> GIVEN DATA:
==================================================

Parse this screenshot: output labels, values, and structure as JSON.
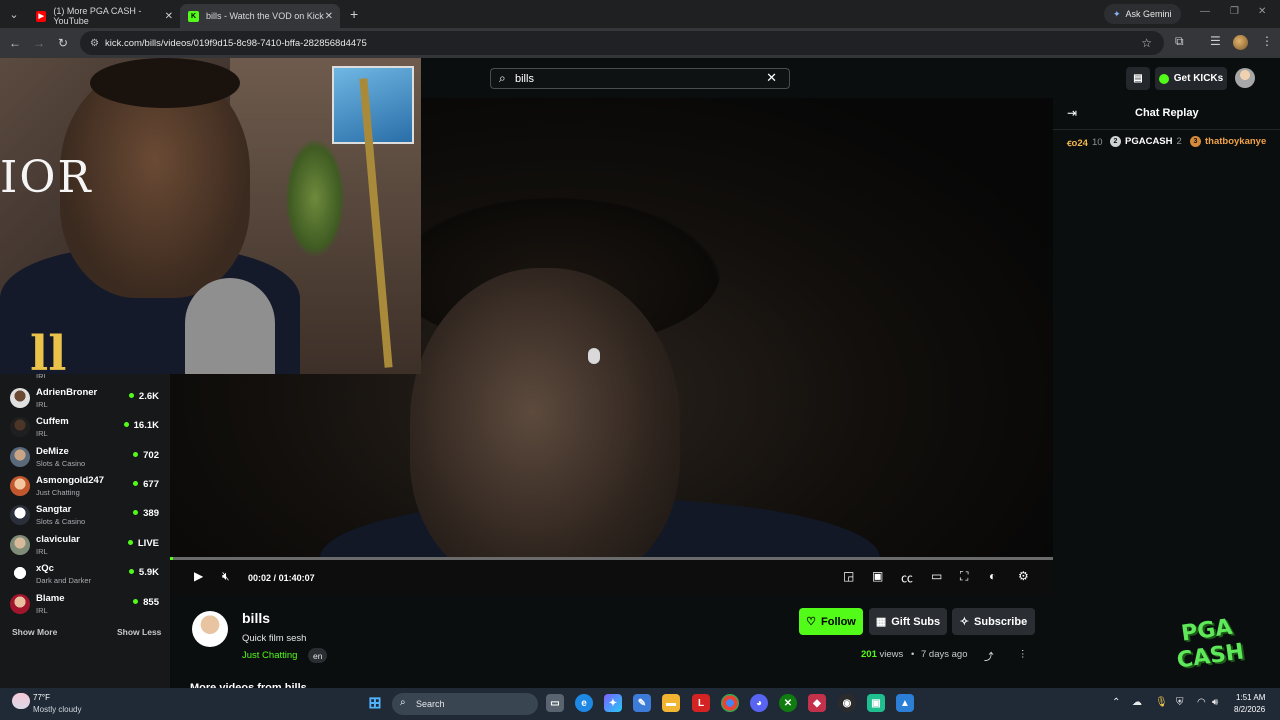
{
  "browser": {
    "tabs": [
      {
        "title": "(1) More PGA CASH - YouTube",
        "icon": "youtube-icon"
      },
      {
        "title": "bills - Watch the VOD on Kick",
        "icon": "kick-icon"
      }
    ],
    "ask_gemini": "Ask Gemini",
    "url": "kick.com/bills/videos/019f9d15-8c98-7410-bffa-2828568d4475"
  },
  "header": {
    "search_value": "bills",
    "get_kicks": "Get KICKs"
  },
  "webcam": {
    "shirt_text": "IOR",
    "jersey_text": "ll"
  },
  "sidebar": {
    "channels": [
      {
        "name": "AdrienBroner",
        "category": "IRL",
        "viewers": "2.6K"
      },
      {
        "name": "Cuffem",
        "category": "IRL",
        "viewers": "16.1K"
      },
      {
        "name": "DeMize",
        "category": "Slots & Casino",
        "viewers": "702"
      },
      {
        "name": "Asmongold247",
        "category": "Just Chatting",
        "viewers": "677"
      },
      {
        "name": "Sangtar",
        "category": "Slots & Casino",
        "viewers": "389"
      },
      {
        "name": "clavicular",
        "category": "IRL",
        "viewers": "LIVE"
      },
      {
        "name": "xQc",
        "category": "Dark and Darker",
        "viewers": "5.9K"
      },
      {
        "name": "Blame",
        "category": "IRL",
        "viewers": "855"
      }
    ],
    "partial_category": "IRL",
    "show_more": "Show More",
    "show_less": "Show Less"
  },
  "player": {
    "current_time": "00:02",
    "separator": "/",
    "duration": "01:40:07",
    "progress": 0.0003
  },
  "chat": {
    "title": "Chat Replay",
    "leaders": [
      {
        "name": "ꞓo24",
        "count": "10",
        "rank": ""
      },
      {
        "name": "PGACASH",
        "count": "2",
        "rank": "2"
      },
      {
        "name": "thatboykanye",
        "count": "",
        "rank": "3"
      }
    ]
  },
  "video_info": {
    "channel": "bills",
    "title": "Quick film sesh",
    "category": "Just Chatting",
    "language": "en",
    "views_count": "201",
    "views_label": "views",
    "age": "7 days ago",
    "follow": "Follow",
    "gift_subs": "Gift Subs",
    "subscribe": "Subscribe",
    "more_videos": "More videos from bills"
  },
  "watermark": {
    "line1": "PGA",
    "line2": "CASH"
  },
  "taskbar": {
    "temp": "77°F",
    "weather": "Mostly cloudy",
    "search": "Search",
    "time": "1:51 AM",
    "date": "8/2/2026"
  },
  "colors": {
    "kick_green": "#53fc18",
    "background": "#0b0e0f"
  }
}
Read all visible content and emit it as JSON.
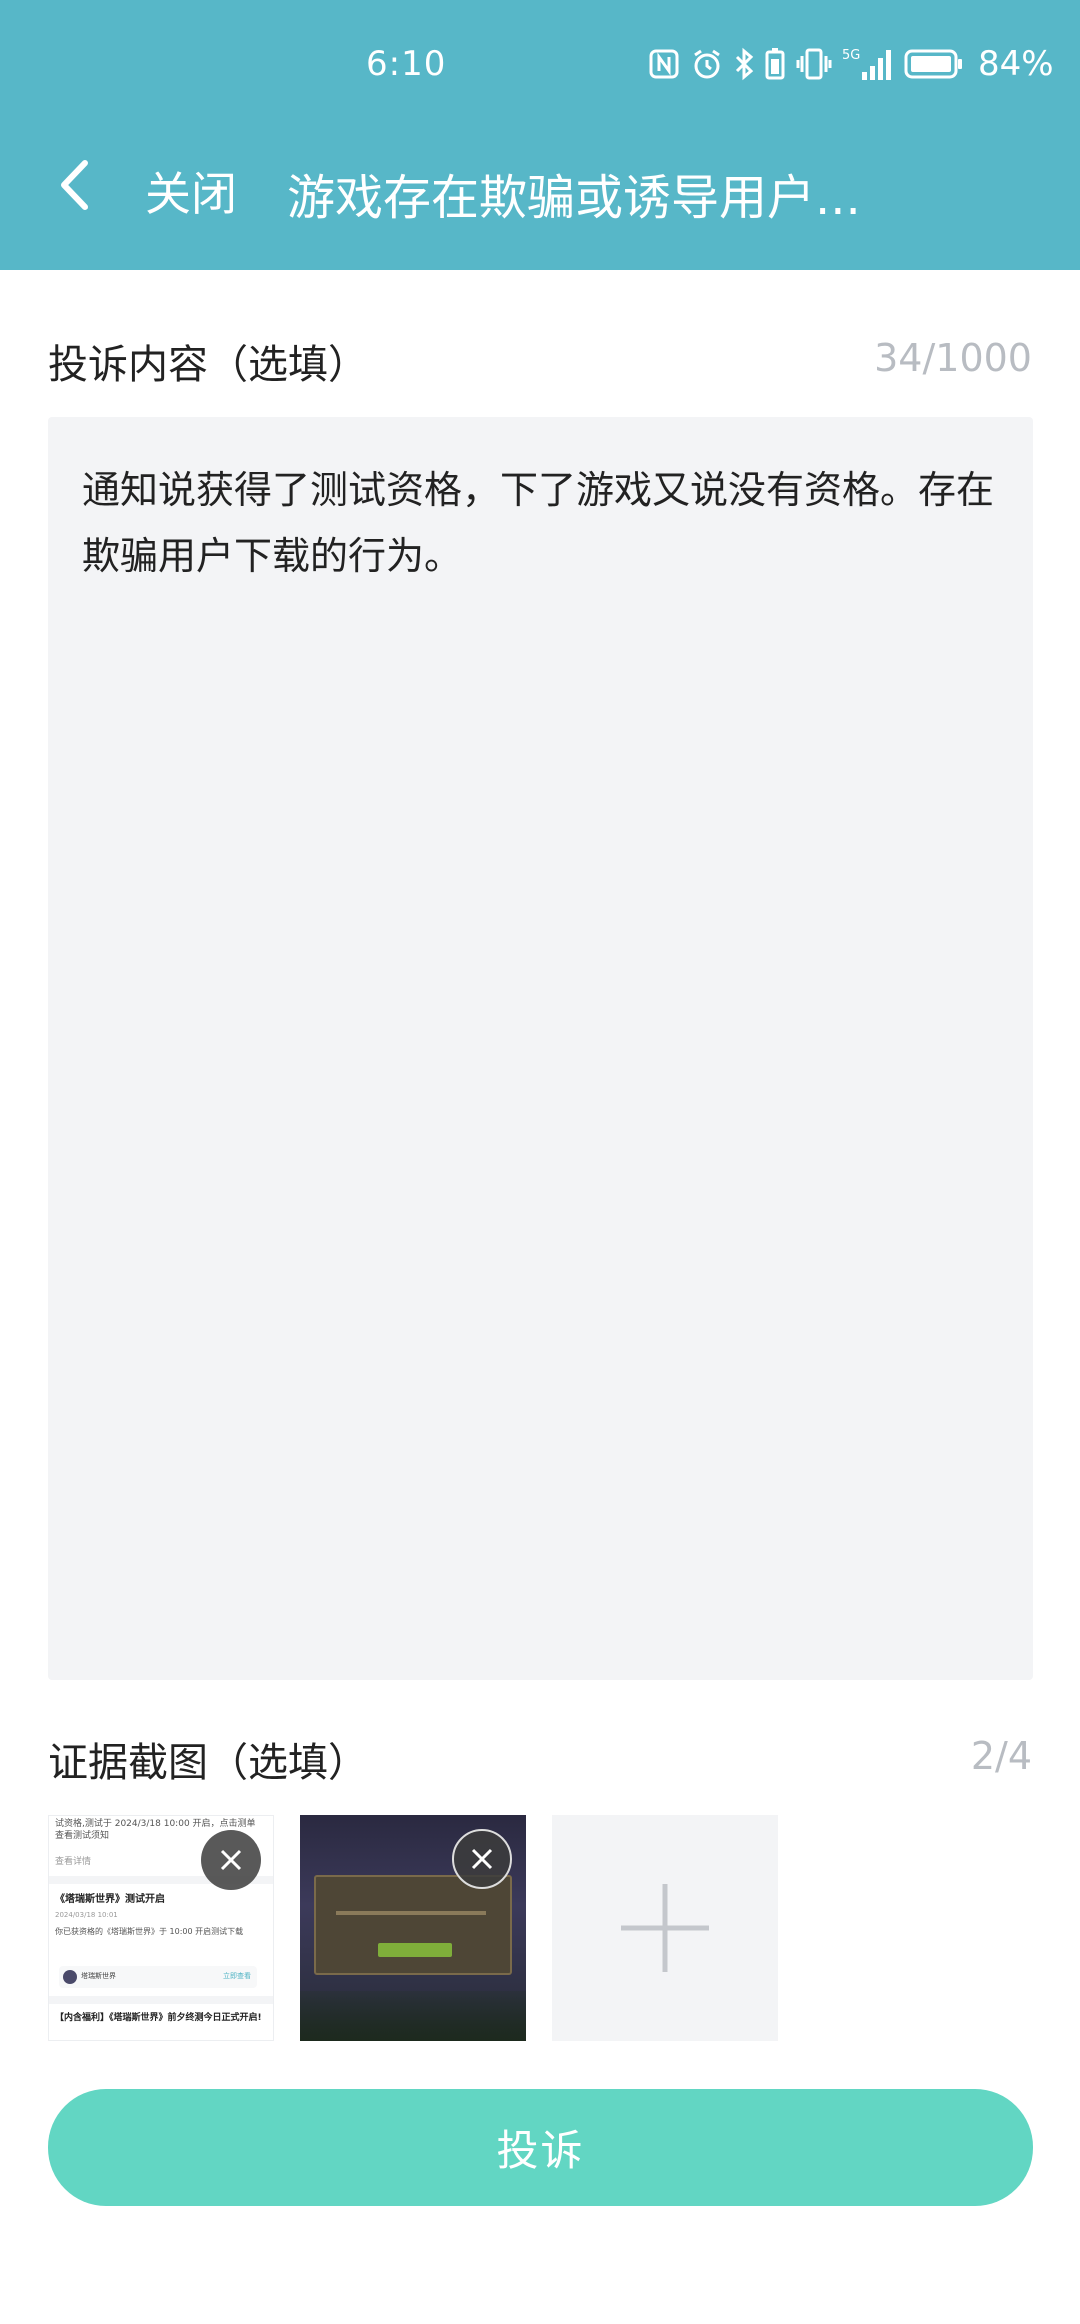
{
  "status_bar": {
    "time": "6:10",
    "battery_percent": "84%",
    "network": "5G",
    "icons": [
      "nfc-icon",
      "alarm-icon",
      "bluetooth-icon",
      "battery-saver-icon",
      "vibrate-icon",
      "signal-icon",
      "battery-icon"
    ]
  },
  "nav": {
    "back_icon": "chevron-left-icon",
    "close_label": "关闭",
    "title": "游戏存在欺骗或诱导用户..."
  },
  "complaint": {
    "label": "投诉内容（选填）",
    "counter": "34/1000",
    "text": "通知说获得了测试资格，下了游戏又说没有资格。存在欺骗用户下载的行为。"
  },
  "evidence": {
    "label": "证据截图（选填）",
    "counter": "2/4",
    "add_icon": "plus-icon",
    "remove_icon": "close-icon",
    "thumb1": {
      "line1": "试资格,测试于 2024/3/18 10:00 开启，点击测单",
      "line2": "查看测试须知",
      "line3": "查看详情",
      "card_title": "《塔瑞斯世界》测试开启",
      "card_date": "2024/03/18 10:01",
      "card_body": "你已获资格的《塔瑞斯世界》于 10:00 开启测试下载",
      "card_game": "塔瑞斯世界",
      "card_action": "立即查看",
      "footer": "【内含福利】《塔瑞斯世界》前夕终测今日正式开启!"
    }
  },
  "submit_label": "投诉",
  "colors": {
    "header": "#57b7c8",
    "submit": "#62d6c3",
    "input_bg": "#f3f4f6",
    "muted": "#b8bcc2"
  }
}
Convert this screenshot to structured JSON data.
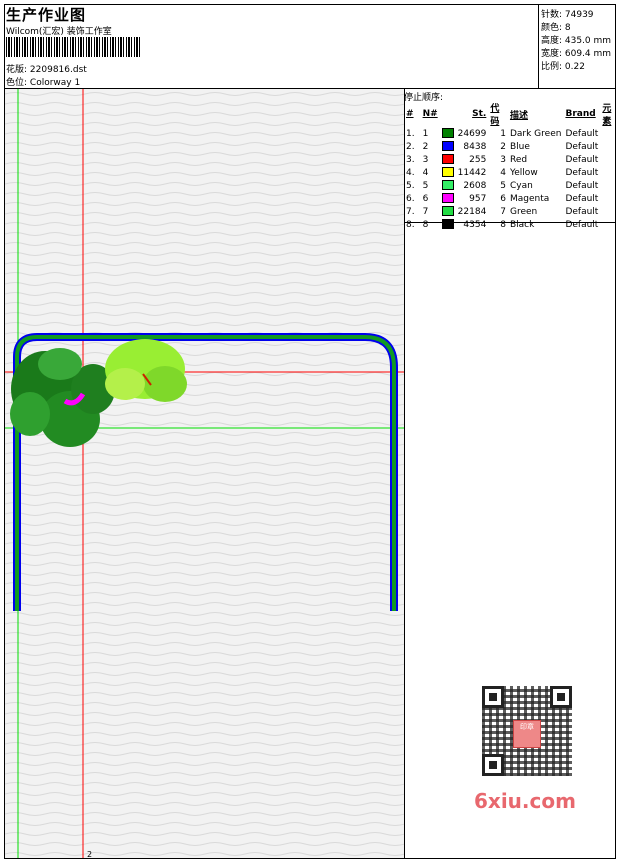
{
  "header": {
    "title": "生产作业图",
    "subtitle": "Wilcom(汇宏) 装饰工作室",
    "design_label": "花版:",
    "design_value": "2209816.dst",
    "colorway_label": "色位:",
    "colorway_value": "Colorway 1"
  },
  "stats": {
    "stitches": "针数: 74939",
    "colors": "颜色: 8",
    "height": "高度: 435.0 mm",
    "width": "宽度: 609.4 mm",
    "scale": "比例: 0.22"
  },
  "sequence": {
    "title": "停止顺序:",
    "headers": [
      "#",
      "N#",
      "St.",
      "代码",
      "描述",
      "Brand",
      "元素"
    ],
    "rows": [
      {
        "num": "1.",
        "n": "1",
        "color": "#008000",
        "st": "24699",
        "code": "1",
        "desc": "Dark Green",
        "brand": "Default"
      },
      {
        "num": "2.",
        "n": "2",
        "color": "#0000ff",
        "st": "8438",
        "code": "2",
        "desc": "Blue",
        "brand": "Default"
      },
      {
        "num": "3.",
        "n": "3",
        "color": "#ff0000",
        "st": "255",
        "code": "3",
        "desc": "Red",
        "brand": "Default"
      },
      {
        "num": "4.",
        "n": "4",
        "color": "#ffff00",
        "st": "11442",
        "code": "4",
        "desc": "Yellow",
        "brand": "Default"
      },
      {
        "num": "5.",
        "n": "5",
        "color": "#33ee66",
        "st": "2608",
        "code": "5",
        "desc": "Cyan",
        "brand": "Default"
      },
      {
        "num": "6.",
        "n": "6",
        "color": "#ff00ff",
        "st": "957",
        "code": "6",
        "desc": "Magenta",
        "brand": "Default"
      },
      {
        "num": "7.",
        "n": "7",
        "color": "#22dd44",
        "st": "22184",
        "code": "7",
        "desc": "Green",
        "brand": "Default"
      },
      {
        "num": "8.",
        "n": "8",
        "color": "#000000",
        "st": "4354",
        "code": "8",
        "desc": "Black",
        "brand": "Default"
      }
    ]
  },
  "watermark": {
    "brand": "6xiu.com",
    "seal": "印章"
  },
  "canvas": {
    "marker": "2"
  }
}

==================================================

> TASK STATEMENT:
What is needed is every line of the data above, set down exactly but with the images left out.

> RESPONSE:
Parse this screenshot: output labels, values, and structure as JSON.
{
  "browser": {
    "tabs": [
      {
        "title": "(1) More PGA CASH - YouTube",
        "icon": "youtube-icon"
      },
      {
        "title": "bills - Watch the VOD on Kick",
        "icon": "kick-icon"
      }
    ],
    "ask_gemini": "Ask Gemini",
    "url": "kick.com/bills/videos/019f9d15-8c98-7410-bffa-2828568d4475"
  },
  "header": {
    "search_value": "bills",
    "get_kicks": "Get KICKs"
  },
  "webcam": {
    "shirt_text": "IOR",
    "jersey_text": "ll"
  },
  "sidebar": {
    "channels": [
      {
        "name": "AdrienBroner",
        "category": "IRL",
        "viewers": "2.6K"
      },
      {
        "name": "Cuffem",
        "category": "IRL",
        "viewers": "16.1K"
      },
      {
        "name": "DeMize",
        "category": "Slots & Casino",
        "viewers": "702"
      },
      {
        "name": "Asmongold247",
        "category": "Just Chatting",
        "viewers": "677"
      },
      {
        "name": "Sangtar",
        "category": "Slots & Casino",
        "viewers": "389"
      },
      {
        "name": "clavicular",
        "category": "IRL",
        "viewers": "LIVE"
      },
      {
        "name": "xQc",
        "category": "Dark and Darker",
        "viewers": "5.9K"
      },
      {
        "name": "Blame",
        "category": "IRL",
        "viewers": "855"
      }
    ],
    "partial_category": "IRL",
    "show_more": "Show More",
    "show_less": "Show Less"
  },
  "player": {
    "current_time": "00:02",
    "separator": "/",
    "duration": "01:40:07",
    "progress": 0.0003
  },
  "chat": {
    "title": "Chat Replay",
    "leaders": [
      {
        "name": "ꞓo24",
        "count": "10",
        "rank": ""
      },
      {
        "name": "PGACASH",
        "count": "2",
        "rank": "2"
      },
      {
        "name": "thatboykanye",
        "count": "",
        "rank": "3"
      }
    ]
  },
  "video_info": {
    "channel": "bills",
    "title": "Quick film sesh",
    "category": "Just Chatting",
    "language": "en",
    "views_count": "201",
    "views_label": "views",
    "age": "7 days ago",
    "follow": "Follow",
    "gift_subs": "Gift Subs",
    "subscribe": "Subscribe",
    "more_videos": "More videos from bills"
  },
  "watermark": {
    "line1": "PGA",
    "line2": "CASH"
  },
  "taskbar": {
    "temp": "77°F",
    "weather": "Mostly cloudy",
    "search": "Search",
    "time": "1:51 AM",
    "date": "8/2/2026"
  },
  "colors": {
    "kick_green": "#53fc18",
    "background": "#0b0e0f"
  }
}
Read all visible content and emit it as JSON.
{
  "status_bar": {
    "time": "6:10",
    "battery_percent": "84%",
    "network": "5G",
    "icons": [
      "nfc-icon",
      "alarm-icon",
      "bluetooth-icon",
      "battery-saver-icon",
      "vibrate-icon",
      "signal-icon",
      "battery-icon"
    ]
  },
  "nav": {
    "back_icon": "chevron-left-icon",
    "close_label": "关闭",
    "title": "游戏存在欺骗或诱导用户..."
  },
  "complaint": {
    "label": "投诉内容（选填）",
    "counter": "34/1000",
    "text": "通知说获得了测试资格，下了游戏又说没有资格。存在欺骗用户下载的行为。"
  },
  "evidence": {
    "label": "证据截图（选填）",
    "counter": "2/4",
    "add_icon": "plus-icon",
    "remove_icon": "close-icon",
    "thumb1": {
      "line1": "试资格,测试于 2024/3/18 10:00 开启，点击测单",
      "line2": "查看测试须知",
      "line3": "查看详情",
      "card_title": "《塔瑞斯世界》测试开启",
      "card_date": "2024/03/18 10:01",
      "card_body": "你已获资格的《塔瑞斯世界》于 10:00 开启测试下载",
      "card_game": "塔瑞斯世界",
      "card_action": "立即查看",
      "footer": "【内含福利】《塔瑞斯世界》前夕终测今日正式开启!"
    }
  },
  "submit_label": "投诉",
  "colors": {
    "header": "#57b7c8",
    "submit": "#62d6c3",
    "input_bg": "#f3f4f6",
    "muted": "#b8bcc2"
  }
}
Convert this screenshot to structured JSON data.
{
  "header": {
    "title": "生产作业图",
    "subtitle": "Wilcom(汇宏) 装饰工作室",
    "design_label": "花版:",
    "design_value": "2209816.dst",
    "colorway_label": "色位:",
    "colorway_value": "Colorway 1"
  },
  "stats": {
    "stitches": "针数: 74939",
    "colors": "颜色: 8",
    "height": "高度: 435.0 mm",
    "width": "宽度: 609.4 mm",
    "scale": "比例: 0.22"
  },
  "sequence": {
    "title": "停止顺序:",
    "headers": [
      "#",
      "N#",
      "St.",
      "代码",
      "描述",
      "Brand",
      "元素"
    ],
    "rows": [
      {
        "num": "1.",
        "n": "1",
        "color": "#008000",
        "st": "24699",
        "code": "1",
        "desc": "Dark Green",
        "brand": "Default"
      },
      {
        "num": "2.",
        "n": "2",
        "color": "#0000ff",
        "st": "8438",
        "code": "2",
        "desc": "Blue",
        "brand": "Default"
      },
      {
        "num": "3.",
        "n": "3",
        "color": "#ff0000",
        "st": "255",
        "code": "3",
        "desc": "Red",
        "brand": "Default"
      },
      {
        "num": "4.",
        "n": "4",
        "color": "#ffff00",
        "st": "11442",
        "code": "4",
        "desc": "Yellow",
        "brand": "Default"
      },
      {
        "num": "5.",
        "n": "5",
        "color": "#33ee66",
        "st": "2608",
        "code": "5",
        "desc": "Cyan",
        "brand": "Default"
      },
      {
        "num": "6.",
        "n": "6",
        "color": "#ff00ff",
        "st": "957",
        "code": "6",
        "desc": "Magenta",
        "brand": "Default"
      },
      {
        "num": "7.",
        "n": "7",
        "color": "#22dd44",
        "st": "22184",
        "code": "7",
        "desc": "Green",
        "brand": "Default"
      },
      {
        "num": "8.",
        "n": "8",
        "color": "#000000",
        "st": "4354",
        "code": "8",
        "desc": "Black",
        "brand": "Default"
      }
    ]
  },
  "watermark": {
    "brand": "6xiu.com",
    "seal": "印章"
  },
  "canvas": {
    "marker": "2"
  }
}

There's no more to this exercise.